"We welcome the National Audit Office report, which recognises that the BBC has strengthened its oversight of critical projects. Learning from experience is important in any organisation, and the BBC has done a lot to speed up project reporting and introduce stronger oversight. As the report notes, these key changes will help the BBC to deliver expected benefits worth £1.9bn to licence fee payers. We will continue to press the BBC Executive to make sure these benefits are delivered on time and on budget, as well as monitor the implementation of the NAO’s recommendations."
Nick Prettejohn, Chair of the BBC Trust’s Value for Money Committee, 10 May 2016
"The BBC has learnt from our report on the failure of DMI and taken a number of steps to strengthen its oversight of critical projects. But further concerted action is needed.

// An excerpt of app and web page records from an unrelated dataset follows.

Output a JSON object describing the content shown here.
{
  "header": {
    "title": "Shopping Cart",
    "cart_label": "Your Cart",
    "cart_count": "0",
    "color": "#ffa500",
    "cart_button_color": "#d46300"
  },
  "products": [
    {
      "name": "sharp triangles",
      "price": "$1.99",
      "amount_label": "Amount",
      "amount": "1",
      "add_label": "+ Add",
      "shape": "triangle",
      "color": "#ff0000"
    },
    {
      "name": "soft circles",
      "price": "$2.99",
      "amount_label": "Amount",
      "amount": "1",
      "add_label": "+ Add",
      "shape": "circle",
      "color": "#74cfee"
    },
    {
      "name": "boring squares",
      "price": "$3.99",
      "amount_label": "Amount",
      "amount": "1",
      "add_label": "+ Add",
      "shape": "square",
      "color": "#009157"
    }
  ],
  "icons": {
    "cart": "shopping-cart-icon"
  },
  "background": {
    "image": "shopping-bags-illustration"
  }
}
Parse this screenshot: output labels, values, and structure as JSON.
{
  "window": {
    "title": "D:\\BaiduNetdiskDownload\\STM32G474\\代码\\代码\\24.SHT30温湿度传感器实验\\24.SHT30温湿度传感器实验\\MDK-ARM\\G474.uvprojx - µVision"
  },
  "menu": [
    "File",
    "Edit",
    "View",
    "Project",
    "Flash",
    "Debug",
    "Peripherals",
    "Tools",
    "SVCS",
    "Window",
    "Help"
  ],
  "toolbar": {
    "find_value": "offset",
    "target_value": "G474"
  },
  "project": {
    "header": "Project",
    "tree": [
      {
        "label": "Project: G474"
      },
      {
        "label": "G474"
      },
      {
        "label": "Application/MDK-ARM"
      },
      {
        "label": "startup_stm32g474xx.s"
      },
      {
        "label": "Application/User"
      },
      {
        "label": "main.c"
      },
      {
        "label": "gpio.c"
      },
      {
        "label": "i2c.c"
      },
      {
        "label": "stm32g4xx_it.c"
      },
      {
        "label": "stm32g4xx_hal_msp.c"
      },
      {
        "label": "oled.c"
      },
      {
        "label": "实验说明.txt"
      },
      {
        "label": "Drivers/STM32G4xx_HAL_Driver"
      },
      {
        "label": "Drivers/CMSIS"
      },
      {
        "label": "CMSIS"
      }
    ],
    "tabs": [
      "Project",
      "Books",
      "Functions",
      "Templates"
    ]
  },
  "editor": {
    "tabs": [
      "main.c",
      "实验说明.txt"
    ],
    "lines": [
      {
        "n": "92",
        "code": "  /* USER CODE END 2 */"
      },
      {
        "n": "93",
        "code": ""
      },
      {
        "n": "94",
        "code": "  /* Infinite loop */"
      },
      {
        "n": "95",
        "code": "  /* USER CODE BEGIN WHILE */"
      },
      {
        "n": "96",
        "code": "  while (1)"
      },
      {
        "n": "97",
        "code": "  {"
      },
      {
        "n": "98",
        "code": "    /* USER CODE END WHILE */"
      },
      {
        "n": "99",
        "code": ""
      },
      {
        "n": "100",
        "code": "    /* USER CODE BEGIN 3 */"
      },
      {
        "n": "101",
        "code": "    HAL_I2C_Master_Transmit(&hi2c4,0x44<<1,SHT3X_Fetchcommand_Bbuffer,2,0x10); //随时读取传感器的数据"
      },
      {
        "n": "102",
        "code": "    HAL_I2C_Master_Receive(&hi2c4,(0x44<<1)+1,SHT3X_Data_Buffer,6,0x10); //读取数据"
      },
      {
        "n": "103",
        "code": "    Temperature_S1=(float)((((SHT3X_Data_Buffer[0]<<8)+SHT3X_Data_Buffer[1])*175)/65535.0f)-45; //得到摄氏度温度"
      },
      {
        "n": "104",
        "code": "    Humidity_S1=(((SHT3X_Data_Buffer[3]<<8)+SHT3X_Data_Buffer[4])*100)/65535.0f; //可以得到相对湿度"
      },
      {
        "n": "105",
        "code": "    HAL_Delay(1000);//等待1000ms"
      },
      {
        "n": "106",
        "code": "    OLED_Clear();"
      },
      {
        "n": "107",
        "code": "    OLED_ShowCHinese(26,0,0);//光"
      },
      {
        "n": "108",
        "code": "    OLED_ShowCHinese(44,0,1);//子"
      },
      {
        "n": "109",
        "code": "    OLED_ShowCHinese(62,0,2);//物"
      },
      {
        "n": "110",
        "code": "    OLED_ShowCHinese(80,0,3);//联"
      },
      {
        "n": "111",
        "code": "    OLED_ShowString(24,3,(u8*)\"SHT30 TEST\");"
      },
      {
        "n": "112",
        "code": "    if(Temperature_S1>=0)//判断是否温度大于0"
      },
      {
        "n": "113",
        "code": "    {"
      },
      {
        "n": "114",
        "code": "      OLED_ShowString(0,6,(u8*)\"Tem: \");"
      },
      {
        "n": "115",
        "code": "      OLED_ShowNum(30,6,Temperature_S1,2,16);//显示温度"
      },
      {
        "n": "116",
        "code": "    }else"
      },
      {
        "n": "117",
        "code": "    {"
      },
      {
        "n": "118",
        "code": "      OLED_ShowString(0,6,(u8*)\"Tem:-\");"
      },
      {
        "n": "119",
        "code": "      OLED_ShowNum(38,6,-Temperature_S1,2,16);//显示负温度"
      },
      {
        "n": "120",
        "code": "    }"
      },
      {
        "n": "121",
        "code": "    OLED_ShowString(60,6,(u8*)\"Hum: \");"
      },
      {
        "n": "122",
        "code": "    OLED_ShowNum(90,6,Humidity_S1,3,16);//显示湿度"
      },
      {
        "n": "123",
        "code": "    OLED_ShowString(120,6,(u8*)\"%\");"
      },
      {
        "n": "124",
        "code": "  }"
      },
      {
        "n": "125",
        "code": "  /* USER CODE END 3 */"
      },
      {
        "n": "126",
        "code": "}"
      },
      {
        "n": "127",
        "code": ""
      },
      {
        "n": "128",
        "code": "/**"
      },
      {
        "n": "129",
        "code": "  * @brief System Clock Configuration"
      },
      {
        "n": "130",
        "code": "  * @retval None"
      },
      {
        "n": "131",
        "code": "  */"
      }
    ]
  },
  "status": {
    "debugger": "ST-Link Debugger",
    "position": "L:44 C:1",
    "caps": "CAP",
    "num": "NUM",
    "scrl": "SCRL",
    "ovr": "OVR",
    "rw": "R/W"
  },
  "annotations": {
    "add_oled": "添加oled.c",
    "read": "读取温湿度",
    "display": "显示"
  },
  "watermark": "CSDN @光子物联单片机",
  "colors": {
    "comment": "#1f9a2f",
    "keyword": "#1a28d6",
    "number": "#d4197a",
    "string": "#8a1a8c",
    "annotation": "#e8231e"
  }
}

The BBC needs to do more to manage its critical projects as a coherent portfolio if it is to achieve value for money from its assurance arrangements."
Amyas Morse, head of the National Audit Office
Notes for Editors
The number of critical projects examined by us
The BBC's estimated total cost of seven projects in the portfolio (at February 2016). This estimate excludes one project (E20) where contracts have not been let.
The BBC's estimate of the total financial benefit, over their expected lifetime, of delivering the eight critical projects examined by us
Overall funding for the BBC in 2014-15
6 out of 8
Number of critical projects where the BBC had rated successful delivery as “probable” or highly likely at the point of our review
1 out of 8
Number of critical projects where the BBC had rated successful delivery as ‘feasible’ as at February 2016
1 out of 8
Number of critical projects where the BBC had rated successful delivery as ‘in doubt’ as at February 2016. In March 2016, the BBC informed us that it expected the outstanding issues to be resolved quickly.
Time it took reports on project progress to reach the Executive Board in 2013
Time it took reports on project progress to reach the Executive Board in 2015
1. The BBC’s critical projects as of March 2015 are: End-to-end-digital (to enable digital production, archiving and playout of BBC content to move from videotape to digital); W12 (relocating staff from part of the BBC estate in West London to other locations); Wales Broadcasting House (designing and constructing a new building for BBC Wales); Newsroom Computer System (to replace the existing system); MyBBC (aims to create a set of nine capabilities for use by BBC online services including iPlayer and the BBC news website); E20 (a new set for EastEnders); Smart (to replace and integrate business systems and software used by finance, procurement , human resources and the BBC Academy); Aurora (to procure and integrate IT services across the BBC). A ninth critical project (BBC Store) is undertaken by BBC Worldwide and lies outside the scope of this study.
2. Press notices and reports are available from the date of publication on the NAO website. Hard copies can be obtained by using the relevant links on our website.
3. The National Audit Office scrutinises public spending for Parliament and is independent of government. The Comptroller and Auditor General (C&AG), Sir Amyas Morse KCB, is an Officer of the House of Commons and leads the NAO, which employs some 810 people. The C&AG certifies the accounts of all government departments and many other public sector bodies. He has statutory authority to examine and report to Parliament on whether departments and the bodies they fund have used their resources efficiently, effectively, and with economy. Our studies evaluate the value for money of public spending, nationally and locally. Our recommendations and reports on good practice help government improve public services, and our work led to audited savings of £1.15 billion in 2014.